Protect your business upon divorce
In the unfortunate event of marriage breakdown, there comes a time when the couple must deal with the division of their assets. Resolving the financial implications of divorce is often a complex issue, and cases where one or both parties have an interest in a business can be even more intricate. If the couple cannot agree a way forward, the decision on how to deal with the assets will fall at the mercy of the court.
Where a business was established before the marriage, or has grown significantly post-separation as a result of one party’s efforts, the idea that it may be divided within divorce proceedings will often result in bitterness. And it doesn’t get easier when a business has been built up equally by both spouses.

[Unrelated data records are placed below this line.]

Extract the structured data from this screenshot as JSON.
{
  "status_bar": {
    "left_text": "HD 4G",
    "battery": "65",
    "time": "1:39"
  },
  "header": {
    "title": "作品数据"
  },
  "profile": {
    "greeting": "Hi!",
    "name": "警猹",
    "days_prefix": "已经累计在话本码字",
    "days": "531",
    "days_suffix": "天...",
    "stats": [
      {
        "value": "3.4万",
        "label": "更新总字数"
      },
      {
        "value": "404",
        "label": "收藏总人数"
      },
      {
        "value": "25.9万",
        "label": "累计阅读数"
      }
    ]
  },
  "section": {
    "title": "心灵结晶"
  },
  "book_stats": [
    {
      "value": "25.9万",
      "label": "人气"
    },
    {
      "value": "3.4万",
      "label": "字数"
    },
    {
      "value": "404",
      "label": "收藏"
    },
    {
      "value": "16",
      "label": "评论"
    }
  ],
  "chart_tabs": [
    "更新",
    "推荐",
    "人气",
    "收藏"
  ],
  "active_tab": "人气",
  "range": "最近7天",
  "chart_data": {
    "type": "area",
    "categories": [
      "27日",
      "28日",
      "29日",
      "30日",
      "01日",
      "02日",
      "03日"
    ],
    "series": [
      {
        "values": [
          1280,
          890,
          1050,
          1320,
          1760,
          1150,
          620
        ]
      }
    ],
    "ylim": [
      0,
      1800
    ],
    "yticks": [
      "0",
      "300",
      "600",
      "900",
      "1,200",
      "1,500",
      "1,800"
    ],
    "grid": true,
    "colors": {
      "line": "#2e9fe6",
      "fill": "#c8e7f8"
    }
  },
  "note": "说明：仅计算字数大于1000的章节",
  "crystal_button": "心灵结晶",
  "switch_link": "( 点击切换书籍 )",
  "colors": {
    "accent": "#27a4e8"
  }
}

In either case, the court will decide how the value of the business should be incorporated into the overall division of the matrimonial assets. The court’s powers in this regard are far-reaching and can involve orders for shares to be transferred or sold, or for lump sum payments to be made.

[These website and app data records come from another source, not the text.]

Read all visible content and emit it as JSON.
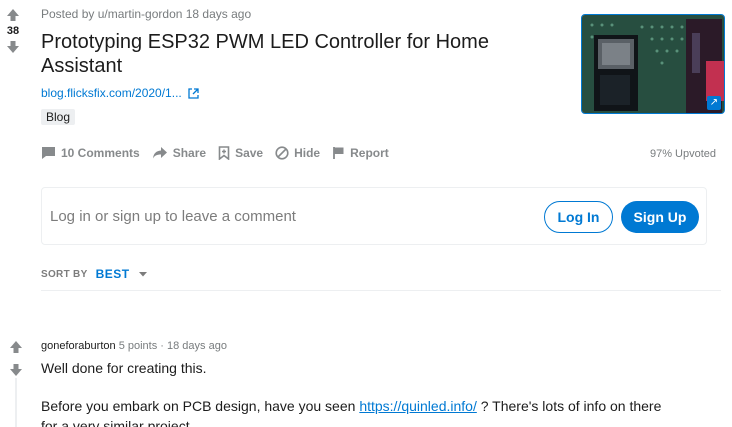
{
  "post": {
    "score": "38",
    "meta": "Posted by u/martin-gordon 18 days ago",
    "title": "Prototyping ESP32 PWM LED Controller for Home Assistant",
    "link": "blog.flicksfix.com/2020/1...",
    "flair": "Blog",
    "upvoted": "97% Upvoted"
  },
  "actions": {
    "comments": "10 Comments",
    "share": "Share",
    "save": "Save",
    "hide": "Hide",
    "report": "Report"
  },
  "comment_box": {
    "prompt": "Log in or sign up to leave a comment",
    "login": "Log In",
    "signup": "Sign Up"
  },
  "sort": {
    "label": "SORT BY",
    "value": "BEST"
  },
  "comment": {
    "author": "goneforaburton",
    "points": "5 points",
    "sep": "·",
    "age": "18 days ago",
    "line1": "Well done for creating this.",
    "line2_before": "Before you embark on PCB design, have you seen",
    "line2_link": "https://quinled.info/",
    "line2_after": "? There's lots of info on there for a very similar project."
  },
  "colors": {
    "accent": "#0079d3",
    "muted": "#878a8c",
    "text": "#1c1c1c"
  }
}
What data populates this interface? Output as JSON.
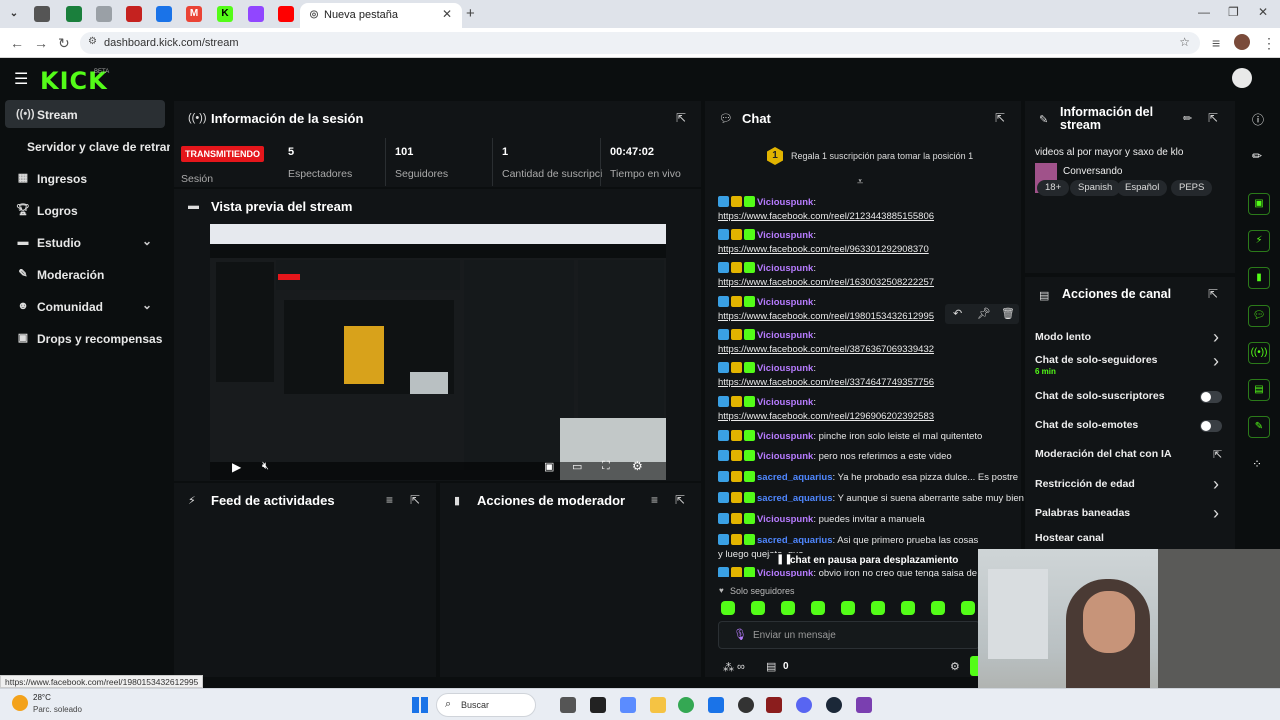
{
  "browser": {
    "tab_title": "Nueva pestaña",
    "url": "dashboard.kick.com/stream"
  },
  "kick": {
    "logo": "KICK",
    "beta": "BETA"
  },
  "sidebar": {
    "items": [
      {
        "label": "Stream",
        "icon": "stream-icon"
      },
      {
        "label": "Servidor y clave de retransmisión"
      },
      {
        "label": "Ingresos",
        "icon": "income-icon"
      },
      {
        "label": "Logros",
        "icon": "trophy-icon"
      },
      {
        "label": "Estudio",
        "icon": "studio-icon"
      },
      {
        "label": "Moderación",
        "icon": "wrench-icon"
      },
      {
        "label": "Comunidad",
        "icon": "community-icon"
      },
      {
        "label": "Drops y recompensas",
        "icon": "gift-icon"
      }
    ]
  },
  "session": {
    "title": "Información de la sesión",
    "live_badge": "TRANSMITIENDO",
    "session_label": "Sesión",
    "stats": [
      {
        "value": "5",
        "label": "Espectadores"
      },
      {
        "value": "101",
        "label": "Seguidores"
      },
      {
        "value": "1",
        "label": "Cantidad de suscripciones"
      },
      {
        "value": "00:47:02",
        "label": "Tiempo en vivo"
      }
    ]
  },
  "preview": {
    "title": "Vista previa del stream"
  },
  "feed": {
    "title": "Feed de actividades"
  },
  "modactions": {
    "title": "Acciones de moderador"
  },
  "chat": {
    "title": "Chat",
    "gift_prompt": "Regala 1 suscripción para tomar la posición 1",
    "gift_rank": "1",
    "messages": [
      {
        "user": "Viciouspunk",
        "text": "https://www.facebook.com/reel/2123443885155806",
        "link": true
      },
      {
        "user": "Viciouspunk",
        "text": "https://www.facebook.com/reel/963301292908370",
        "link": true
      },
      {
        "user": "Viciouspunk",
        "text": "https://www.facebook.com/reel/1630032508222257",
        "link": true
      },
      {
        "user": "Viciouspunk",
        "text": "https://www.facebook.com/reel/1980153432612995",
        "link": true
      },
      {
        "user": "Viciouspunk",
        "text": "https://www.facebook.com/reel/3876367069339432",
        "link": true
      },
      {
        "user": "Viciouspunk",
        "text": "https://www.facebook.com/reel/3374647749357756",
        "link": true
      },
      {
        "user": "Viciouspunk",
        "text": "https://www.facebook.com/reel/1296906202392583",
        "link": true
      },
      {
        "user": "Viciouspunk",
        "text": "pinche iron solo leiste el mal quitenteto"
      },
      {
        "user": "Viciouspunk",
        "text": "pero nos referimos a este video"
      },
      {
        "user": "sacred_aquarius",
        "text": "Ya he probado esa pizza dulce... Es postre"
      },
      {
        "user": "sacred_aquarius",
        "text": "Y aunque si suena aberrante sabe muy bien"
      },
      {
        "user": "Viciouspunk",
        "text": "puedes invitar a manuela"
      },
      {
        "user": "sacred_aquarius",
        "text": "Asi que primero prueba las cosas y luego quejate, que"
      },
      {
        "user": "Viciouspunk",
        "text": "obvio iron no creo que tenga saisa de"
      }
    ],
    "paused": "chat en pausa para desplazamiento",
    "followers_only": "Solo seguidores",
    "input_placeholder": "Enviar un mensaje",
    "points": "0"
  },
  "stream_info": {
    "title": "Información del stream",
    "stream_title": "videos al por mayor y saxo de klo",
    "category": "Conversando",
    "tags": [
      "18+",
      "Spanish",
      "Español",
      "PEPS"
    ]
  },
  "channel_actions": {
    "title": "Acciones de canal",
    "rows": [
      {
        "label": "Modo lento",
        "control": "chevron"
      },
      {
        "label": "Chat de solo-seguidores",
        "sub": "6 min",
        "control": "chevron"
      },
      {
        "label": "Chat de solo-suscriptores",
        "control": "toggle"
      },
      {
        "label": "Chat de solo-emotes",
        "control": "toggle"
      },
      {
        "label": "Moderación del chat con IA",
        "control": "external"
      },
      {
        "label": "Restricción de edad",
        "control": "chevron"
      },
      {
        "label": "Palabras baneadas",
        "control": "chevron"
      },
      {
        "label": "Hostear canal",
        "control": "none"
      }
    ]
  },
  "taskbar": {
    "weather_temp": "28°C",
    "weather_desc": "Parc. soleado",
    "search_placeholder": "Buscar"
  },
  "status_url": "https://www.facebook.com/reel/1980153432612995",
  "colors": {
    "accent": "#53fc18",
    "live": "#e5161b",
    "bg": "#0b0e0f",
    "panel": "#111416"
  }
}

The result of the court’s decision on the business can be significant. For example, if one party is required to walk away from a fundamental role in the day-to-day operations of the business, will it continue to run as efficiently? Or, if a person is ordered to sell some of their shares, will this impact on their ability to influence the direction of the business (i.e. the loss of majority shareholder status)?
Most business owners think that the existence of shareholder agreements will be sufficient to protect the business in the event of divorce proceedings but this is not the case.
A nuptial agreement which sets out how the couple wish their personal and business assets to be divided if they later divorce can, however, provide a business owner with the security they need to protect their business assets. These legal agreements can be entered into either before or after the wedding.
For more information about how to protect your business in the event of a divorce or separation, please contact Gail Brooks, Associate, Private Client - Family.
Published: 4 Nov 2016